As soppy and sentimental as that title sounds, it is true. I am approaching the end of my undergraduate degree at a, quite frankly, alarming pace! And suddenly, people are serious when they ask me what I want to do with my life, and it isn’t some far off fantasy. It’s now. My adult life starts in about … three weeks after my last exam and I have been to see Alice Through the Looking Glass as my reward.
It’s actually quite scary. I came to an abrupt realisation that university will be ending soon, and I wasn’t too worried about the fact it was ending(I am hoping to do a masters or further study anyhow) but rather that three years of my life have passed in the blink of an eye.
When I first started university, a nervous, fresh faced country girl living in the big city and just trying to be one of the boys, the end seemed so far away. Now, I understand about the human neurocognitive system, I could tell you how the brain codes vision and movement and language. I have learnt how to dance, and how to work as part of committee. I have learnt marketing skills, and I have been travelling. And first year Me, worried about making friends, seems so far away. But at the same time, I am amazed at how quickly three years have passed.

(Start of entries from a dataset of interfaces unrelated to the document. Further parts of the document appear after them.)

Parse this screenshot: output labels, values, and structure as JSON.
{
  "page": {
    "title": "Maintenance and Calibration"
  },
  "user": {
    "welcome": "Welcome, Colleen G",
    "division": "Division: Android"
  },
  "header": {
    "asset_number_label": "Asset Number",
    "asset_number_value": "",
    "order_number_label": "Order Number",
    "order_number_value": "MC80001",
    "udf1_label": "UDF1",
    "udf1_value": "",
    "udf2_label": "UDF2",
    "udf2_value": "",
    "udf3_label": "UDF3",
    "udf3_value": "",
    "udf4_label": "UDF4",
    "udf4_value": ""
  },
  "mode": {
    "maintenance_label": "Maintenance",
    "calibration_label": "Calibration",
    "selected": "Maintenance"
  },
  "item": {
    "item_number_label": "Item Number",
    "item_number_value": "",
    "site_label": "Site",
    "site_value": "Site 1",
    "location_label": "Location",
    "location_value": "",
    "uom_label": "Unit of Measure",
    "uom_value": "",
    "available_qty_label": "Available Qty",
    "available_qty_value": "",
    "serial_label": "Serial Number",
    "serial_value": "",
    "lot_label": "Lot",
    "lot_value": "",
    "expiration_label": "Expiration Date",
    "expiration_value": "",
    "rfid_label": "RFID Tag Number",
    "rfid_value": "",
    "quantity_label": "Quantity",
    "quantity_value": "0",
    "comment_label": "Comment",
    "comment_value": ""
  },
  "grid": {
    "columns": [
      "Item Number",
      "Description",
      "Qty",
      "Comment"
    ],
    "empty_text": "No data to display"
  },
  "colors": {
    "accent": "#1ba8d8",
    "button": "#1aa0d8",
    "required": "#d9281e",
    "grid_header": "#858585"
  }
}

I was sat in the library the other day, revising with a friend from first year, R, when she sat back to stretch, and announced ‘that ceiling is really amazing’ (it’s really not, indicating the extent of her boredom following six hours of neuroscience revision). I laughed, and we sat on the grass in the sunshine to eat lunch, exclaiming ‘Why are there goats on campus??’ and listening to the clock strike the hour. And it felt as if someone had turned back the clock. I haven’t been able to see R much this year due to dancing and course commitments, but revising for our exams, it felt as if we were second years again. The middle year: where you know the grades count towards your final mark, but it’s only 10%. But you have nine exams and heavens isn’t that an interesting spot on the table? It was startling to realise that in a few short weeks, we will both be graduating, and going our separate ways. And I don’t know if we will still be friends in five, ten years time.
So, finishing university is equal parts terrifying and exciting. Its terrifying, because university is a big protected bubble, where you get to play at being an adult, but you aren’t really. It’s transitional. Graduating means fully embracing taxes and bills and controlling your own diet and exercise and a career and people asking when you’re going to settle down and have kids (which is a really quite terrifying prospect in itself). It means losing the safety net. But it also is exciting, for all of the above reasons. Its exciting because its an adventure, and you never know what is going to happen in the next chapter. You can plan, but you can never know (Unless you just so happen to be a seer, in which case, Kudos to you, hope your life looks pretty cool).
As I currently spend my days trying to cram as much information into my poor brain as I can, I am also wondering what the future holds (and, incidentally, sewing a blanket). All I hope, is that it will be a blast! And it is scary, approaching the end of three years and being presented with proof that time flies, and it has been fun. University has been stressful and anxiety inducing and nerve wracking, but I’ve had a ball, and I have learnt so much not only about psychology, but about myself.
Three exams, and then just the agonising wait for my results!